___ DATA ___

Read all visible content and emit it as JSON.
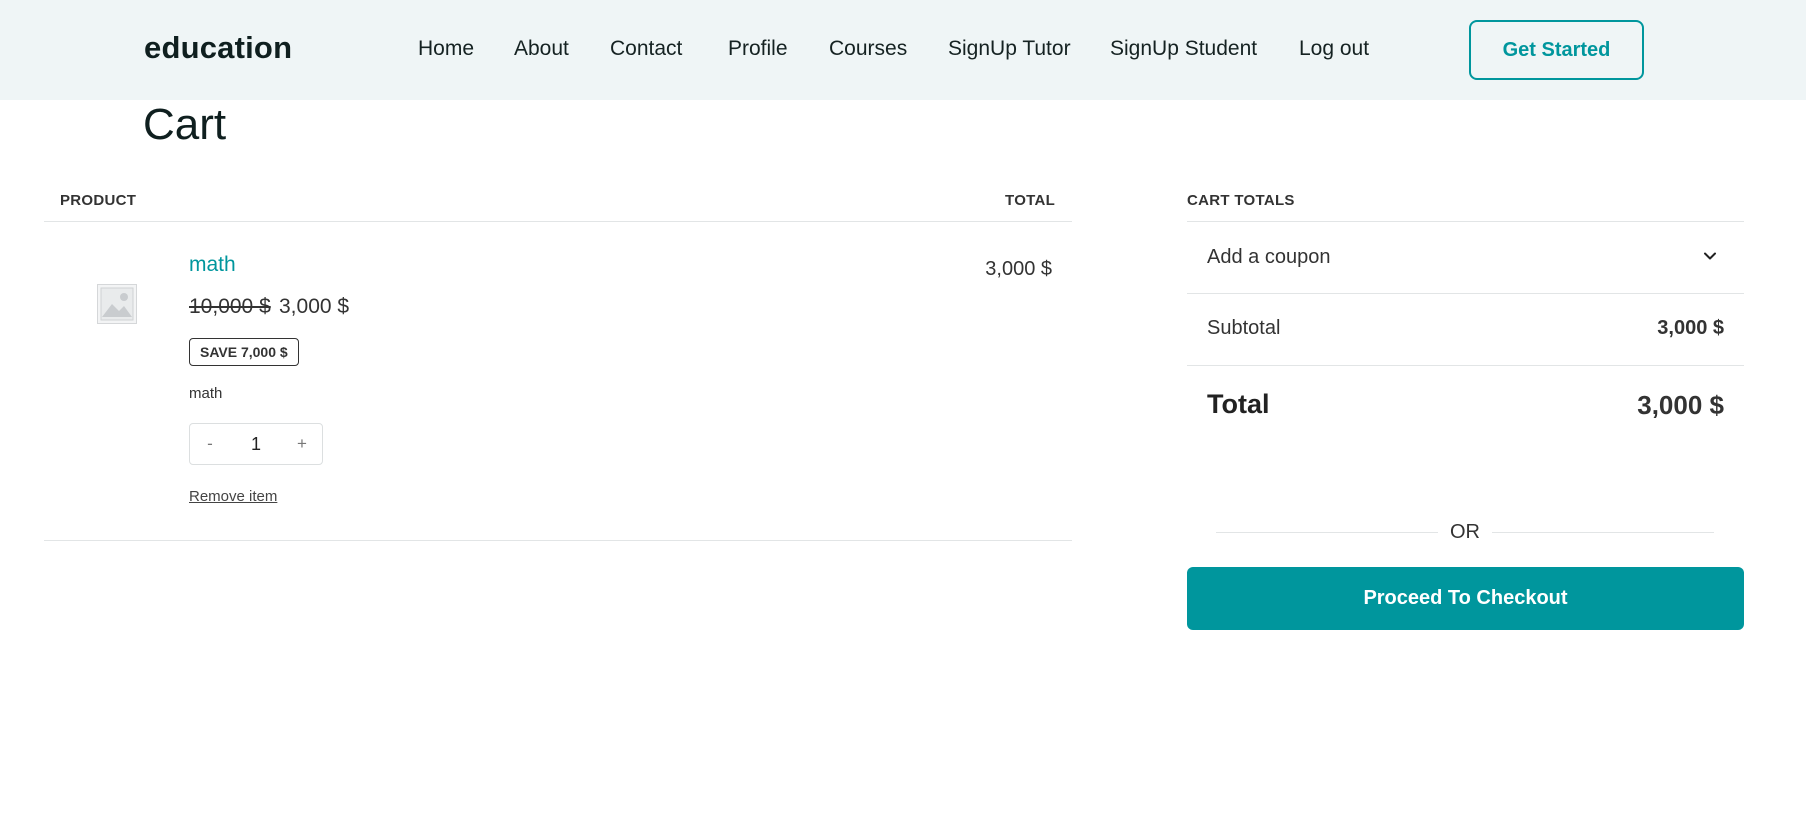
{
  "header": {
    "logo": "education",
    "nav": [
      "Home",
      "About",
      "Contact",
      "Profile",
      "Courses",
      "SignUp Tutor",
      "SignUp Student",
      "Log out"
    ],
    "cta_label": "Get Started"
  },
  "page": {
    "title": "Cart"
  },
  "cart": {
    "columns": {
      "product": "PRODUCT",
      "total": "TOTAL"
    },
    "item": {
      "name": "math",
      "regular_price": "10,000 $",
      "sale_price": "3,000 $",
      "save_badge": "SAVE 7,000 $",
      "meta": "math",
      "quantity": "1",
      "decrement": "-",
      "increment": "+",
      "remove_label": "Remove item",
      "line_total": "3,000 $",
      "thumbnail": "image-placeholder-icon"
    }
  },
  "totals": {
    "heading": "CART TOTALS",
    "coupon_label": "Add a coupon",
    "subtotal_label": "Subtotal",
    "subtotal_value": "3,000 $",
    "total_label": "Total",
    "total_value": "3,000 $",
    "or_label": "OR",
    "checkout_label": "Proceed To Checkout"
  },
  "colors": {
    "accent": "#00969d",
    "header_bg": "#eff5f6"
  }
}
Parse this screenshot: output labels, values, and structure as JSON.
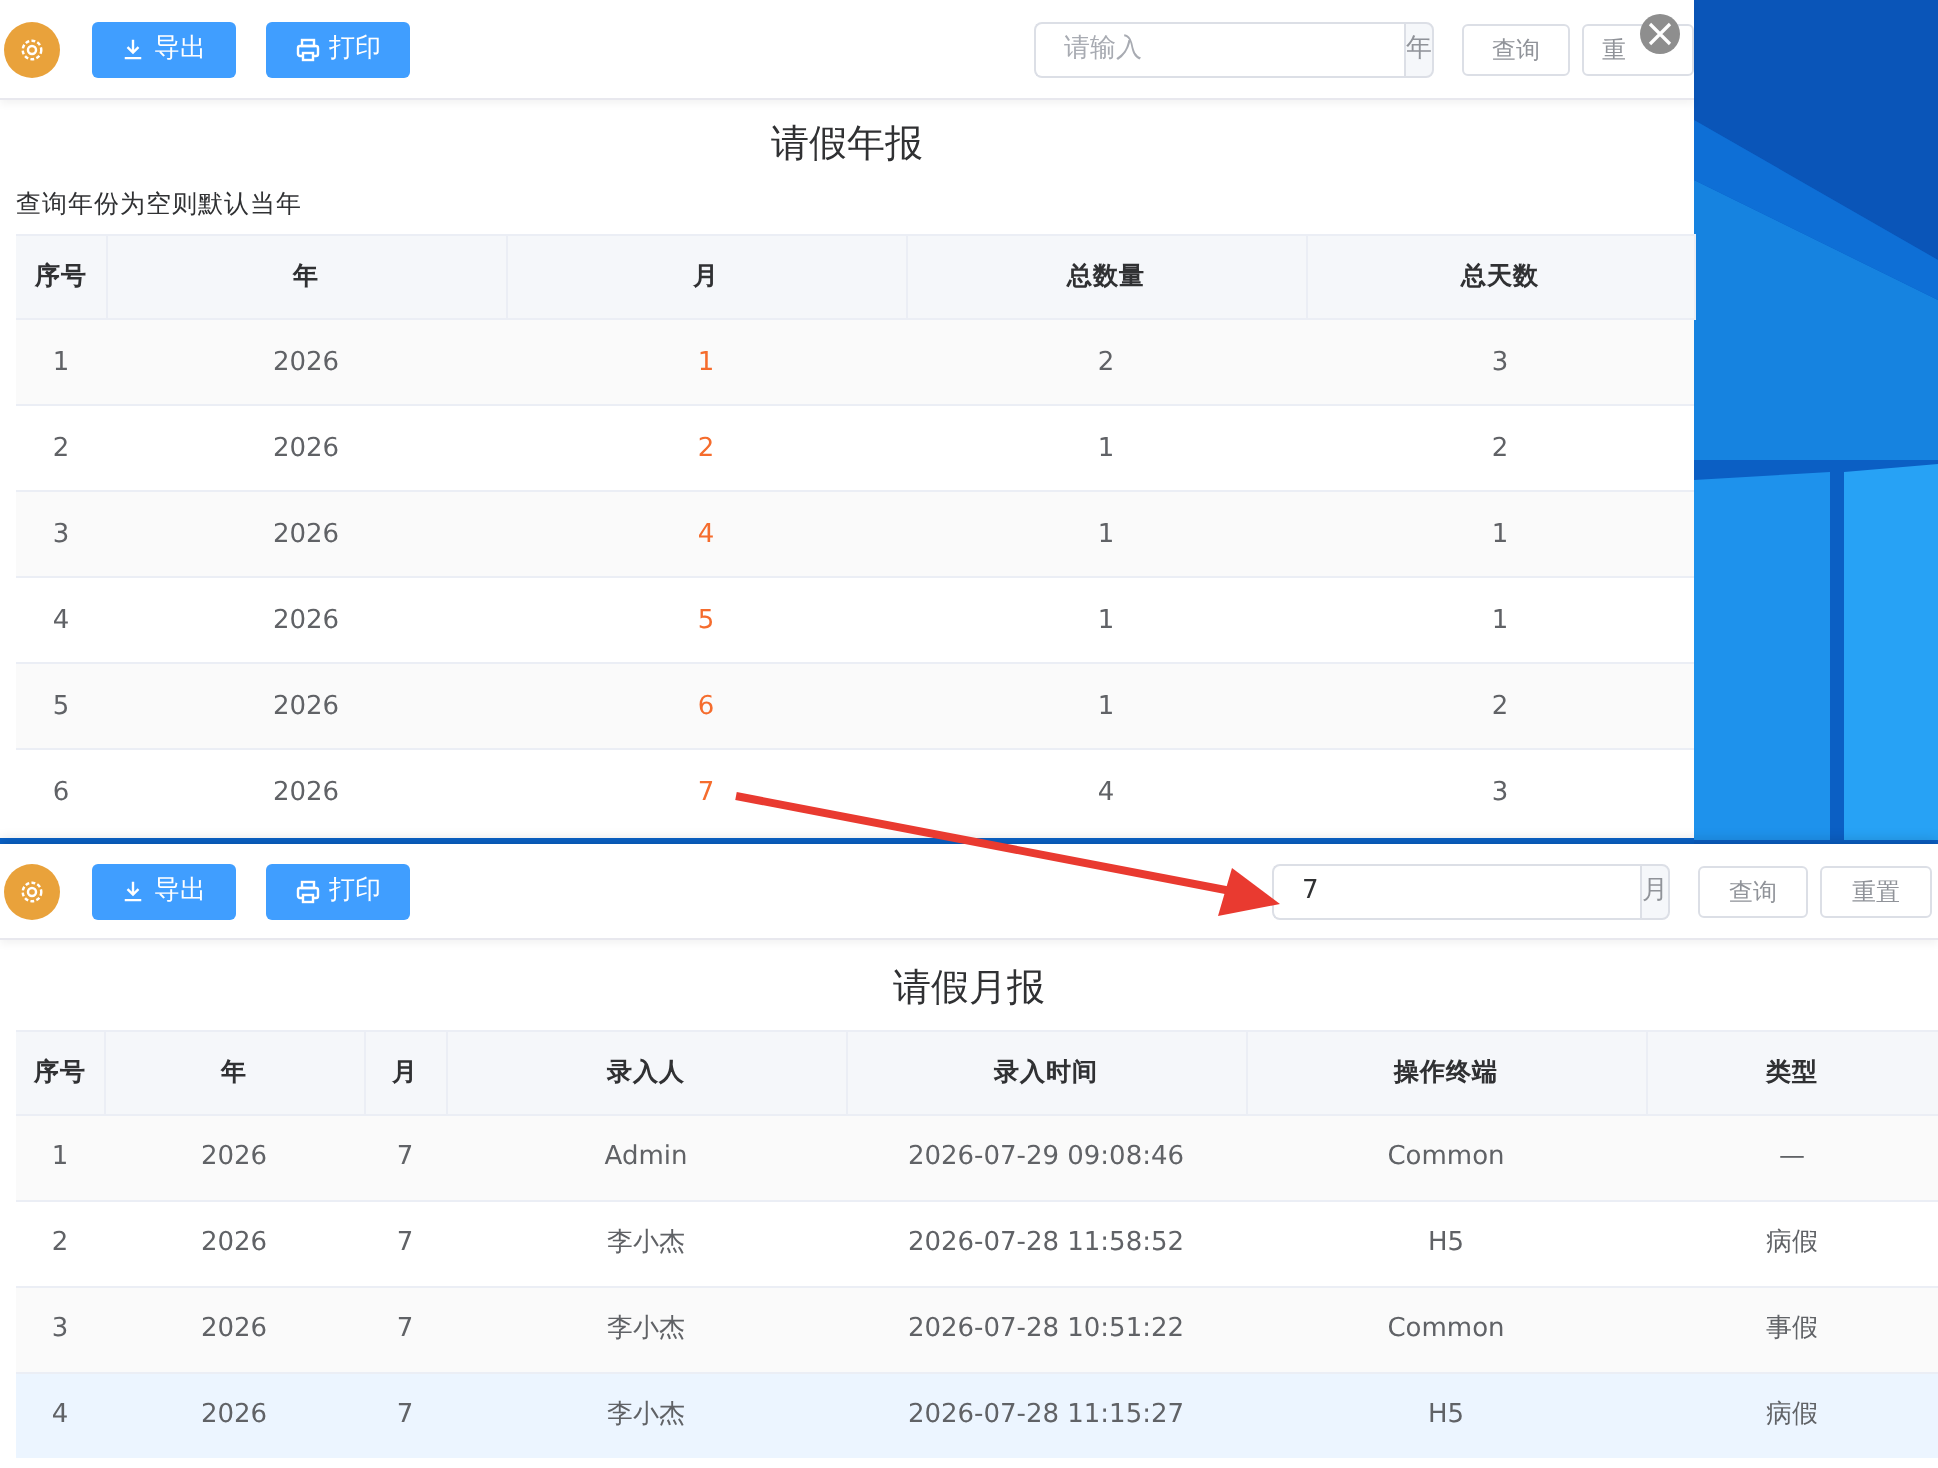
{
  "year_report": {
    "toolbar": {
      "buttons": [
        {
          "label": "导出",
          "kind": "export"
        },
        {
          "label": "打印",
          "kind": "print"
        }
      ],
      "search": {
        "placeholder": "请输入",
        "suffix": "年"
      },
      "actions": [
        "查询",
        "重"
      ]
    },
    "title": "请假年报",
    "note": "查询年份为空则默认当年",
    "table": {
      "columns": [
        {
          "label": "序号",
          "link": false
        },
        {
          "label": "年",
          "link": false
        },
        {
          "label": "月",
          "link": true
        },
        {
          "label": "总数量",
          "link": false
        },
        {
          "label": "总天数",
          "link": false
        }
      ],
      "rows": [
        {
          "cells": [
            "1",
            "2026",
            "1",
            "2",
            "3"
          ]
        },
        {
          "cells": [
            "2",
            "2026",
            "2",
            "1",
            "2"
          ]
        },
        {
          "cells": [
            "3",
            "2026",
            "4",
            "1",
            "1"
          ]
        },
        {
          "cells": [
            "4",
            "2026",
            "5",
            "1",
            "1"
          ]
        },
        {
          "cells": [
            "5",
            "2026",
            "6",
            "1",
            "2"
          ]
        },
        {
          "cells": [
            "6",
            "2026",
            "7",
            "4",
            "3"
          ]
        }
      ]
    }
  },
  "month_report": {
    "toolbar": {
      "buttons": [
        {
          "label": "导出",
          "kind": "export"
        },
        {
          "label": "打印",
          "kind": "print"
        }
      ],
      "search": {
        "value": "7",
        "suffix": "月"
      },
      "actions": [
        "查询",
        "重置"
      ]
    },
    "title": "请假月报",
    "table": {
      "columns": [
        {
          "label": "序号",
          "link": false
        },
        {
          "label": "年",
          "link": false
        },
        {
          "label": "月",
          "link": false
        },
        {
          "label": "录入人",
          "link": false
        },
        {
          "label": "录入时间",
          "link": false
        },
        {
          "label": "操作终端",
          "link": false
        },
        {
          "label": "类型",
          "link": false
        }
      ],
      "rows": [
        {
          "selected": false,
          "cells": [
            "1",
            "2026",
            "7",
            "Admin",
            "2026-07-29 09:08:46",
            "Common",
            "—"
          ]
        },
        {
          "selected": false,
          "cells": [
            "2",
            "2026",
            "7",
            "李小杰",
            "2026-07-28 11:58:52",
            "H5",
            "病假"
          ]
        },
        {
          "selected": false,
          "cells": [
            "3",
            "2026",
            "7",
            "李小杰",
            "2026-07-28 10:51:22",
            "Common",
            "事假"
          ]
        },
        {
          "selected": true,
          "cells": [
            "4",
            "2026",
            "7",
            "李小杰",
            "2026-07-28 11:15:27",
            "H5",
            "病假"
          ]
        }
      ]
    }
  }
}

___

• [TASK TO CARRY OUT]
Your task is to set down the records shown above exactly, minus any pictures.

• [RESULT]
Read all visible content and emit it as JSON.
{
  "header": {
    "logo": "education",
    "nav": [
      "Home",
      "About",
      "Contact",
      "Profile",
      "Courses",
      "SignUp Tutor",
      "SignUp Student",
      "Log out"
    ],
    "cta_label": "Get Started"
  },
  "page": {
    "title": "Cart"
  },
  "cart": {
    "columns": {
      "product": "PRODUCT",
      "total": "TOTAL"
    },
    "item": {
      "name": "math",
      "regular_price": "10,000 $",
      "sale_price": "3,000 $",
      "save_badge": "SAVE 7,000 $",
      "meta": "math",
      "quantity": "1",
      "decrement": "-",
      "increment": "+",
      "remove_label": "Remove item",
      "line_total": "3,000 $",
      "thumbnail": "image-placeholder-icon"
    }
  },
  "totals": {
    "heading": "CART TOTALS",
    "coupon_label": "Add a coupon",
    "subtotal_label": "Subtotal",
    "subtotal_value": "3,000 $",
    "total_label": "Total",
    "total_value": "3,000 $",
    "or_label": "OR",
    "checkout_label": "Proceed To Checkout"
  },
  "colors": {
    "accent": "#00969d",
    "header_bg": "#eff5f6"
  }
}
Parse this screenshot: output labels, values, and structure as JSON.
{
  "year_report": {
    "toolbar": {
      "buttons": [
        {
          "label": "导出",
          "kind": "export"
        },
        {
          "label": "打印",
          "kind": "print"
        }
      ],
      "search": {
        "placeholder": "请输入",
        "suffix": "年"
      },
      "actions": [
        "查询",
        "重"
      ]
    },
    "title": "请假年报",
    "note": "查询年份为空则默认当年",
    "table": {
      "columns": [
        {
          "label": "序号",
          "link": false
        },
        {
          "label": "年",
          "link": false
        },
        {
          "label": "月",
          "link": true
        },
        {
          "label": "总数量",
          "link": false
        },
        {
          "label": "总天数",
          "link": false
        }
      ],
      "rows": [
        {
          "cells": [
            "1",
            "2026",
            "1",
            "2",
            "3"
          ]
        },
        {
          "cells": [
            "2",
            "2026",
            "2",
            "1",
            "2"
          ]
        },
        {
          "cells": [
            "3",
            "2026",
            "4",
            "1",
            "1"
          ]
        },
        {
          "cells": [
            "4",
            "2026",
            "5",
            "1",
            "1"
          ]
        },
        {
          "cells": [
            "5",
            "2026",
            "6",
            "1",
            "2"
          ]
        },
        {
          "cells": [
            "6",
            "2026",
            "7",
            "4",
            "3"
          ]
        }
      ]
    }
  },
  "month_report": {
    "toolbar": {
      "buttons": [
        {
          "label": "导出",
          "kind": "export"
        },
        {
          "label": "打印",
          "kind": "print"
        }
      ],
      "search": {
        "value": "7",
        "suffix": "月"
      },
      "actions": [
        "查询",
        "重置"
      ]
    },
    "title": "请假月报",
    "table": {
      "columns": [
        {
          "label": "序号",
          "link": false
        },
        {
          "label": "年",
          "link": false
        },
        {
          "label": "月",
          "link": false
        },
        {
          "label": "录入人",
          "link": false
        },
        {
          "label": "录入时间",
          "link": false
        },
        {
          "label": "操作终端",
          "link": false
        },
        {
          "label": "类型",
          "link": false
        }
      ],
      "rows": [
        {
          "selected": false,
          "cells": [
            "1",
            "2026",
            "7",
            "Admin",
            "2026-07-29 09:08:46",
            "Common",
            "—"
          ]
        },
        {
          "selected": false,
          "cells": [
            "2",
            "2026",
            "7",
            "李小杰",
            "2026-07-28 11:58:52",
            "H5",
            "病假"
          ]
        },
        {
          "selected": false,
          "cells": [
            "3",
            "2026",
            "7",
            "李小杰",
            "2026-07-28 10:51:22",
            "Common",
            "事假"
          ]
        },
        {
          "selected": true,
          "cells": [
            "4",
            "2026",
            "7",
            "李小杰",
            "2026-07-28 11:15:27",
            "H5",
            "病假"
          ]
        }
      ]
    }
  }
}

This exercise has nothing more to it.